The collapse of the North American Free Trade Agreement would likely damage yet not derail the continent’s economy and business models of global corporations.
That’s the conclusion of economists trying to envisage life after the 23-year-old accord as increasingly tense negotiations over how to revamp it fuel speculation that President Donald Trump will follow through on his threat to withdraw.
One of the keys to Trump’s election last year was his appeal among voters in states hurt by the decline in manufacturing employment, such as Ohio and Pennsylvania.
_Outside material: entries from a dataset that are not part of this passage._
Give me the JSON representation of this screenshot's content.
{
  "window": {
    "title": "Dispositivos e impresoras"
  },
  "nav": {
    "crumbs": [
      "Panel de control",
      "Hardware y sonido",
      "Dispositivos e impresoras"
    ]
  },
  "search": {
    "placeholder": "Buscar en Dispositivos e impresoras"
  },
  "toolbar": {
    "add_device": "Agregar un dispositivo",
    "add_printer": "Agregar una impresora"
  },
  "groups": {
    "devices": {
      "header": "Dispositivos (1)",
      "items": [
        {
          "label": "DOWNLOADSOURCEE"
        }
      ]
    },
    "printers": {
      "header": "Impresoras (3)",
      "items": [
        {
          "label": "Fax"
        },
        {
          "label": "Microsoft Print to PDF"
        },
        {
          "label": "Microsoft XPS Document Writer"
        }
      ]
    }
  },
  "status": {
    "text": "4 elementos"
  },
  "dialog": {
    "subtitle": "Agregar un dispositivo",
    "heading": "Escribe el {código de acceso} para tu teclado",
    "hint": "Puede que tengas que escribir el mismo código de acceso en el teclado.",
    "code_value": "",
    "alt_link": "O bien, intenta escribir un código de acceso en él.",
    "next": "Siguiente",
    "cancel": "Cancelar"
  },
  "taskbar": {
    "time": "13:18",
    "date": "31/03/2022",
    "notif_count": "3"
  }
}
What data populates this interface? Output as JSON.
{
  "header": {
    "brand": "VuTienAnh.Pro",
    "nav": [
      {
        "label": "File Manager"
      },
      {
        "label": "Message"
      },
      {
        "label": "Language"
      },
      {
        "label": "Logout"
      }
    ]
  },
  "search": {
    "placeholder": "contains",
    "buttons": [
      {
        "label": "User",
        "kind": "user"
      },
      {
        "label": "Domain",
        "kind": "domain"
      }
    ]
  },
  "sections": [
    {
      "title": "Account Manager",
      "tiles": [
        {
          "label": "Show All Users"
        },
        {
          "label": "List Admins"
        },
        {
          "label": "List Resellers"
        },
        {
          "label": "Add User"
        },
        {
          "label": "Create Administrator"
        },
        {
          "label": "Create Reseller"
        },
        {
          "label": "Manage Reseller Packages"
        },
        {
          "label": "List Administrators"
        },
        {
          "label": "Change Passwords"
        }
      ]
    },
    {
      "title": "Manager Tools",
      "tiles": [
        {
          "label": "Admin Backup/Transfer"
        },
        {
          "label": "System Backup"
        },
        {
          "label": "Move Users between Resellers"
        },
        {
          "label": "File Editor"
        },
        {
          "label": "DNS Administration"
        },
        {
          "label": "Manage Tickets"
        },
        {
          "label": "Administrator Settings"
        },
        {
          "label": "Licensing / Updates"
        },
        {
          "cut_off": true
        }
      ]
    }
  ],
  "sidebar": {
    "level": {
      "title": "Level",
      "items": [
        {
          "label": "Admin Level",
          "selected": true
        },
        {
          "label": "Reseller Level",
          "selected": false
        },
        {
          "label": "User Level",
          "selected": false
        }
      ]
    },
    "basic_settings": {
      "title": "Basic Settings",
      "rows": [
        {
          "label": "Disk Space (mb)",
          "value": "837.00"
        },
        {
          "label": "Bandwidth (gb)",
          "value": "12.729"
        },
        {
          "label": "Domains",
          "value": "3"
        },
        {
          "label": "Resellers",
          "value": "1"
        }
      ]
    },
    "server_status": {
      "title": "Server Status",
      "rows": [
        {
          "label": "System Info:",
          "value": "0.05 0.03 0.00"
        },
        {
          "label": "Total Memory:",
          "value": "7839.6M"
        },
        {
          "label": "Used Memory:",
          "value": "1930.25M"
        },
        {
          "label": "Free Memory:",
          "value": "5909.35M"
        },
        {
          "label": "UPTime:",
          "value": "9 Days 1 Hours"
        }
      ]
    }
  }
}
Some companies would probably move production back to the U.S. if the president withdraws from the deal, said Michael Stumo, CEO of Coalition for a Prosperous America, a nonprofit group that has supported the administration’s skepticism toward free trade. However, addressing currency imbalances would be a more durable way of shifting trade flows, he added.